**ASSIGNMENT:** Please return all lines from the records below that include the string "Добавить".
--- MATERIAL PROVIDED Enclosed Below ---
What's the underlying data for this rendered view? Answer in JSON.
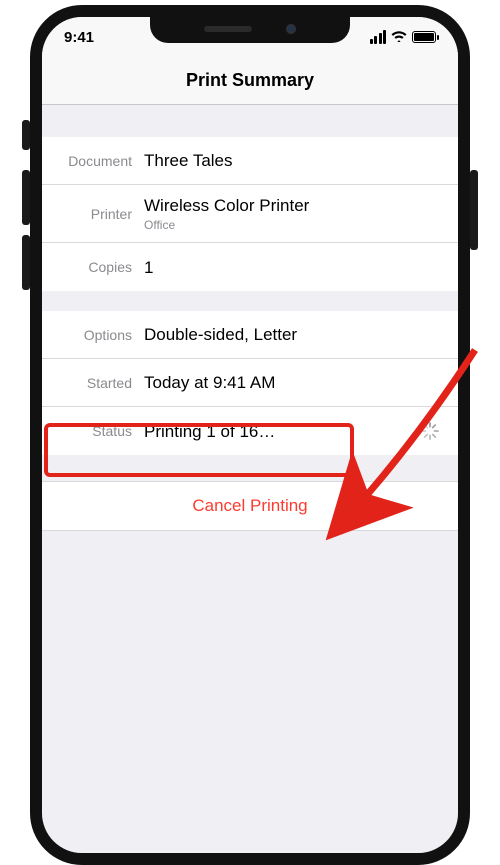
{
  "statusbar": {
    "time": "9:41"
  },
  "header": {
    "title": "Print Summary"
  },
  "rows": {
    "document": {
      "label": "Document",
      "value": "Three Tales"
    },
    "printer": {
      "label": "Printer",
      "value": "Wireless Color Printer",
      "sub": "Office"
    },
    "copies": {
      "label": "Copies",
      "value": "1"
    },
    "options": {
      "label": "Options",
      "value": "Double-sided, Letter"
    },
    "started": {
      "label": "Started",
      "value": "Today at 9:41 AM"
    },
    "status": {
      "label": "Status",
      "value": "Printing 1 of 16…"
    }
  },
  "cancel": {
    "label": "Cancel Printing"
  },
  "annotation": {
    "highlight_target": "status-row",
    "arrow_target": "cancel-button"
  }
}
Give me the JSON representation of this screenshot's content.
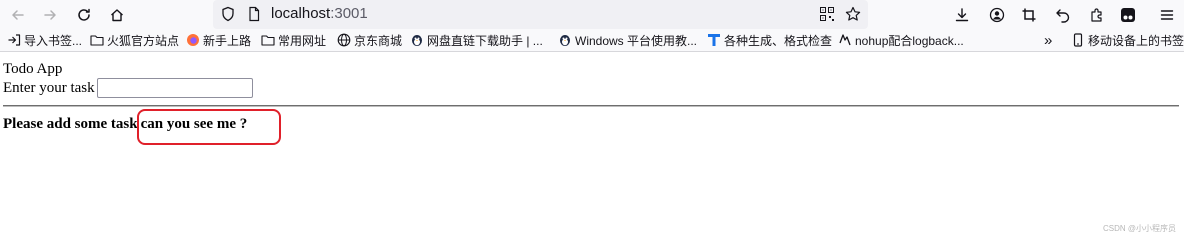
{
  "browser": {
    "url_host": "localhost",
    "url_port": ":3001",
    "bookmarks": [
      {
        "label": "导入书签...",
        "icon": "import-icon"
      },
      {
        "label": "火狐官方站点",
        "icon": "folder-icon"
      },
      {
        "label": "新手上路",
        "icon": "firefox-icon"
      },
      {
        "label": "常用网址",
        "icon": "folder-icon"
      },
      {
        "label": "京东商城",
        "icon": "globe-icon"
      },
      {
        "label": "网盘直链下载助手 | ...",
        "icon": "penguin-icon"
      },
      {
        "label": "Windows 平台使用教...",
        "icon": "penguin-icon"
      },
      {
        "label": "各种生成、格式检查",
        "icon": "t-icon"
      },
      {
        "label": "nohup配合logback...",
        "icon": "link-icon"
      }
    ],
    "mobile_bookmarks": "移动设备上的书签",
    "overflow_glyph": "»"
  },
  "app": {
    "title": "Todo App",
    "input_label": "Enter your task",
    "input_value": "",
    "message": "Please add some task",
    "message_extra": "can you see me ?"
  },
  "watermark": "CSDN @小小程序员",
  "colors": {
    "annotation": "#e0202a",
    "toolbar_bg": "#f9f9fb",
    "urlbar_bg": "#f0f0f4"
  }
}
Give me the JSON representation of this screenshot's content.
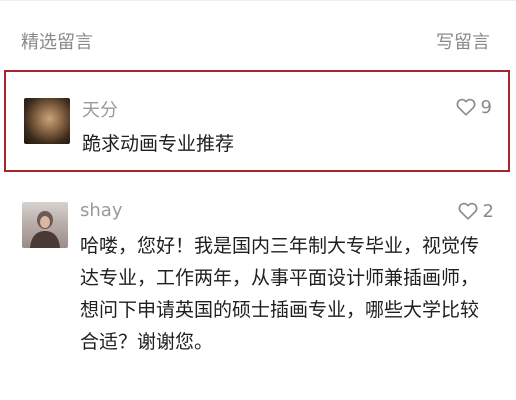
{
  "header": {
    "title": "精选留言",
    "write_label": "写留言"
  },
  "comments": [
    {
      "nickname": "天分",
      "likes": "9",
      "text": "跪求动画专业推荐",
      "avatar_icon": "cat-avatar"
    },
    {
      "nickname": "shay",
      "likes": "2",
      "text": "哈喽，您好！我是国内三年制大专毕业，视觉传达专业，工作两年，从事平面设计师兼插画师，想问下申请英国的硕士插画专业，哪些大学比较合适？谢谢您。",
      "avatar_icon": "person-avatar"
    }
  ],
  "colors": {
    "highlight_border": "#a4262c",
    "muted_text": "#8a8a8a",
    "body_text": "#1f1f1f"
  }
}
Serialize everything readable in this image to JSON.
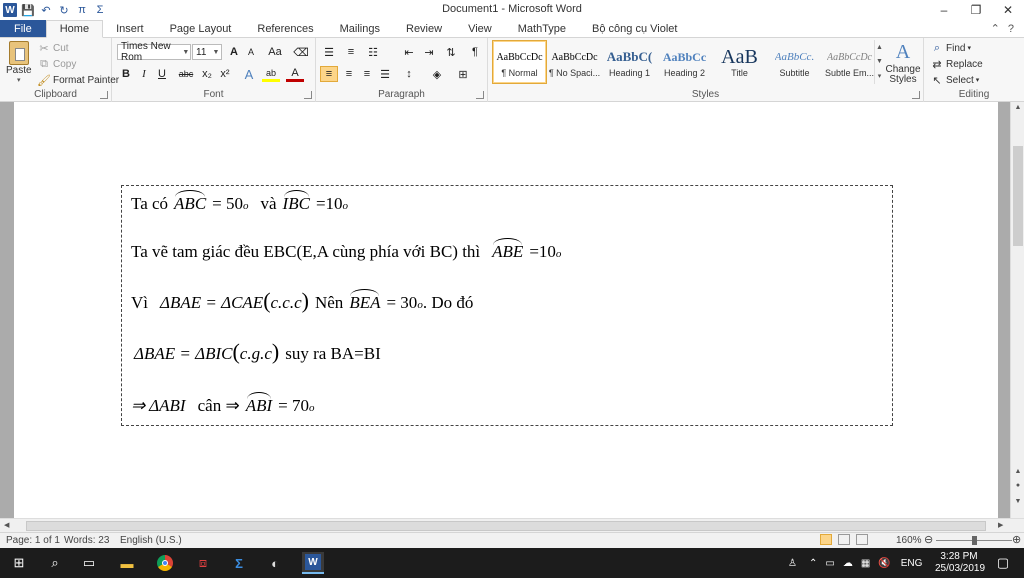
{
  "window": {
    "title": "Document1 - Microsoft Word",
    "minimize": "–",
    "restore": "❐",
    "close": "✕"
  },
  "qat": {
    "save": "💾",
    "undo": "↶",
    "redo": "↻",
    "pi": "π",
    "sigma": "Σ"
  },
  "tabs": [
    "File",
    "Home",
    "Insert",
    "Page Layout",
    "References",
    "Mailings",
    "Review",
    "View",
    "MathType",
    "Bộ công cụ Violet"
  ],
  "ribbon": {
    "clipboard": {
      "label": "Clipboard",
      "paste": "Paste",
      "cut": "Cut",
      "copy": "Copy",
      "format_painter": "Format Painter"
    },
    "font": {
      "label": "Font",
      "name": "Times New Rom",
      "size": "11",
      "bold": "B",
      "italic": "I",
      "underline": "U",
      "strike": "abc",
      "sub": "x₂",
      "sup": "x²",
      "grow": "A",
      "shrink": "A",
      "case": "Aa",
      "text_effects": "A",
      "highlight": "ab",
      "font_color": "A"
    },
    "paragraph": {
      "label": "Paragraph"
    },
    "styles": {
      "label": "Styles",
      "items": [
        {
          "sample": "AaBbCcDc",
          "name": "¶ Normal"
        },
        {
          "sample": "AaBbCcDc",
          "name": "¶ No Spaci..."
        },
        {
          "sample": "AaBbC(",
          "name": "Heading 1"
        },
        {
          "sample": "AaBbCc",
          "name": "Heading 2"
        },
        {
          "sample": "AaB",
          "name": "Title"
        },
        {
          "sample": "AaBbCc.",
          "name": "Subtitle"
        },
        {
          "sample": "AaBbCcDc",
          "name": "Subtle Em..."
        }
      ],
      "change_styles": "Change Styles"
    },
    "editing": {
      "label": "Editing",
      "find": "Find",
      "replace": "Replace",
      "select": "Select"
    }
  },
  "document": {
    "lines": {
      "l1": {
        "a": "Ta có",
        "b": "ABC",
        "c": "= 50",
        "d": "o",
        "e": "và",
        "f": "IBC",
        "g": "=10",
        "h": "o"
      },
      "l2": {
        "a": "Ta vẽ tam giác đều EBC(E,A cùng phía với BC) thì",
        "b": "ABE",
        "c": "=10",
        "d": "o"
      },
      "l3": {
        "a": "Vì",
        "b": "ΔBAE = ΔCAE",
        "c": "c.c.c",
        "d": "Nên",
        "e": "BEA",
        "f": "= 30",
        "g": "o",
        "h": ". Do đó"
      },
      "l4": {
        "a": "ΔBAE = ΔBIC",
        "b": "c.g.c",
        "c": "suy ra BA=BI"
      },
      "l5": {
        "a": "⇒ ΔABI",
        "b": "cân ⇒",
        "c": "ABI",
        "d": "= 70",
        "e": "o"
      }
    }
  },
  "status": {
    "page": "Page: 1 of 1",
    "words": "Words: 23",
    "language": "English (U.S.)",
    "zoom": "160%"
  },
  "taskbar": {
    "time": "3:28 PM",
    "date": "25/03/2019",
    "lang": "ENG"
  }
}
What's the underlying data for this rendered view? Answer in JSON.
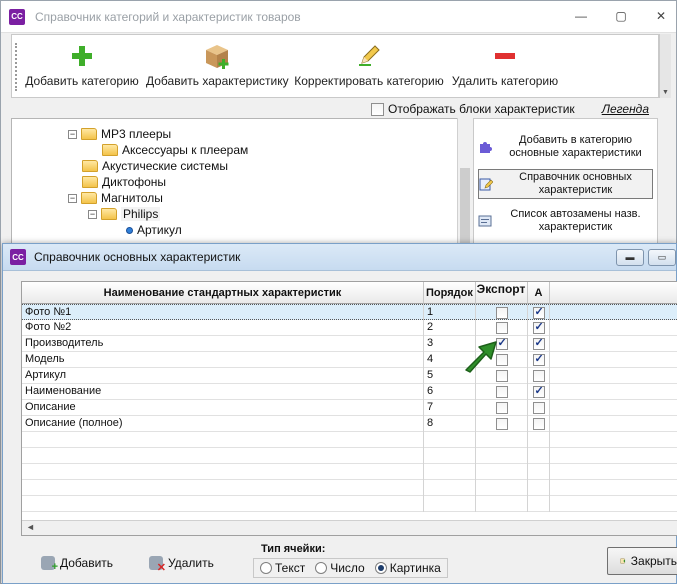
{
  "back_window": {
    "title": "Справочник категорий и характеристик товаров",
    "app_icon": "CC",
    "toolbar": [
      {
        "label": "Добавить категорию",
        "icon": "plus-icon"
      },
      {
        "label": "Добавить характеристику",
        "icon": "box-add-icon"
      },
      {
        "label": "Корректировать категорию",
        "icon": "pencil-icon"
      },
      {
        "label": "Удалить категорию",
        "icon": "minus-icon"
      }
    ],
    "show_blocks_label": "Отображать блоки характеристик",
    "show_blocks_checked": false,
    "legend_label": "Легенда",
    "tree": [
      {
        "label": "MP3 плееры"
      },
      {
        "label": "Аксессуары к плеерам"
      },
      {
        "label": "Акустические системы"
      },
      {
        "label": "Диктофоны"
      },
      {
        "label": "Магнитолы"
      },
      {
        "label": "Philips"
      },
      {
        "label": "Артикул"
      }
    ],
    "side_buttons": [
      {
        "label": "Добавить в категорию основные характеристики",
        "icon": "puzzle-icon"
      },
      {
        "label": "Справочник основных характеристик",
        "icon": "edit-list-icon"
      },
      {
        "label": "Список автозамены назв. характеристик",
        "icon": "list-icon"
      }
    ]
  },
  "dialog": {
    "title": "Справочник основных характеристик",
    "app_icon": "CC",
    "columns": {
      "name": "Наименование стандартных характеристик",
      "order": "Порядок",
      "export": "Экспорт",
      "a": "А"
    },
    "rows": [
      {
        "name": "Фото №1",
        "order": "1",
        "export": false,
        "a": true
      },
      {
        "name": "Фото №2",
        "order": "2",
        "export": false,
        "a": true
      },
      {
        "name": "Производитель",
        "order": "3",
        "export": true,
        "a": true
      },
      {
        "name": "Модель",
        "order": "4",
        "export": false,
        "a": true
      },
      {
        "name": "Артикул",
        "order": "5",
        "export": false,
        "a": false
      },
      {
        "name": "Наименование",
        "order": "6",
        "export": false,
        "a": true
      },
      {
        "name": "Описание",
        "order": "7",
        "export": false,
        "a": false
      },
      {
        "name": "Описание (полное)",
        "order": "8",
        "export": false,
        "a": false
      }
    ],
    "add_label": "Добавить",
    "delete_label": "Удалить",
    "cell_type": {
      "caption": "Тип ячейки:",
      "options": [
        "Текст",
        "Число",
        "Картинка"
      ],
      "selected": "Картинка"
    },
    "close_label": "Закрыть"
  }
}
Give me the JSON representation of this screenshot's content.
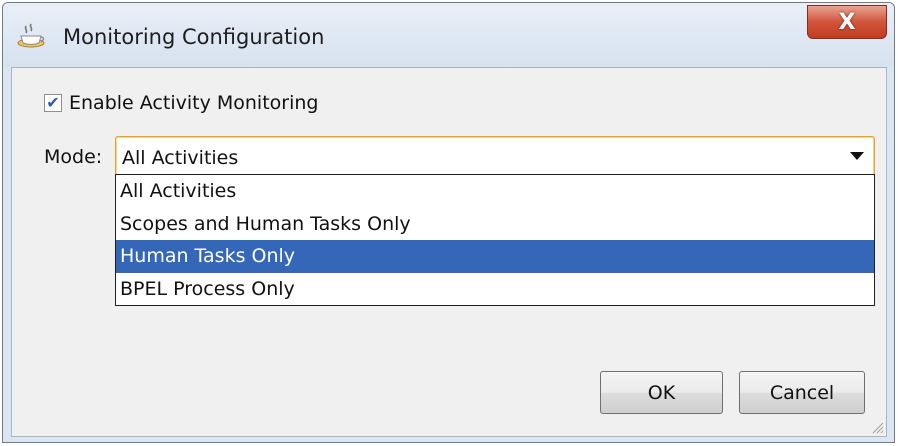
{
  "window": {
    "title": "Monitoring Configuration",
    "title_icon": "coffee-cup-icon",
    "close_glyph": "X"
  },
  "monitoring": {
    "checkbox_label": "Enable Activity Monitoring",
    "checkbox_checked": true,
    "check_glyph": "✔",
    "mode_label": "Mode:",
    "mode_value": "All Activities",
    "mode_options": [
      "All Activities",
      "Scopes and Human Tasks Only",
      "Human Tasks Only",
      "BPEL Process Only"
    ],
    "highlighted_option_index": 2
  },
  "buttons": {
    "ok": "OK",
    "cancel": "Cancel"
  },
  "colors": {
    "highlight": "#3567b8",
    "focus_border": "#e2a232",
    "close_button": "#c23b22"
  }
}
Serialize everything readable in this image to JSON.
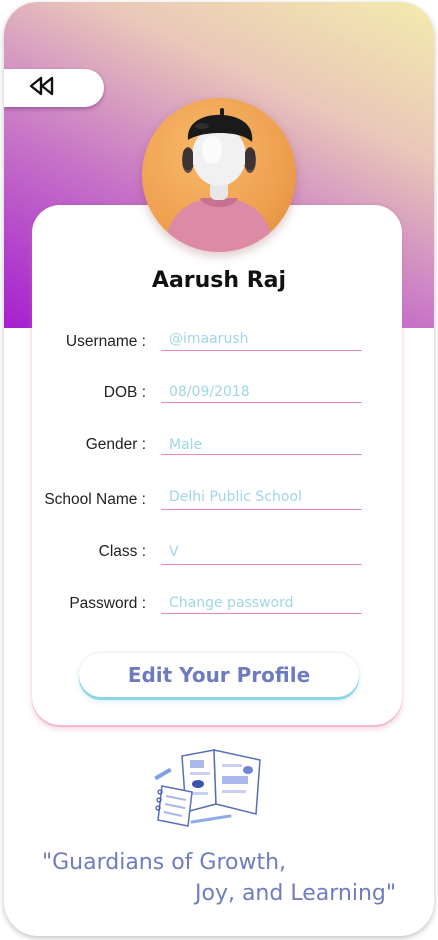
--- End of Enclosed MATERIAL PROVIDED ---
**TASK OUTPUT:**
        "label": "Добавить категорию",
        "label": "Добавить характеристику",
        "label": "Добавить в категорию основные характеристики",
    "add_label": "Добавить",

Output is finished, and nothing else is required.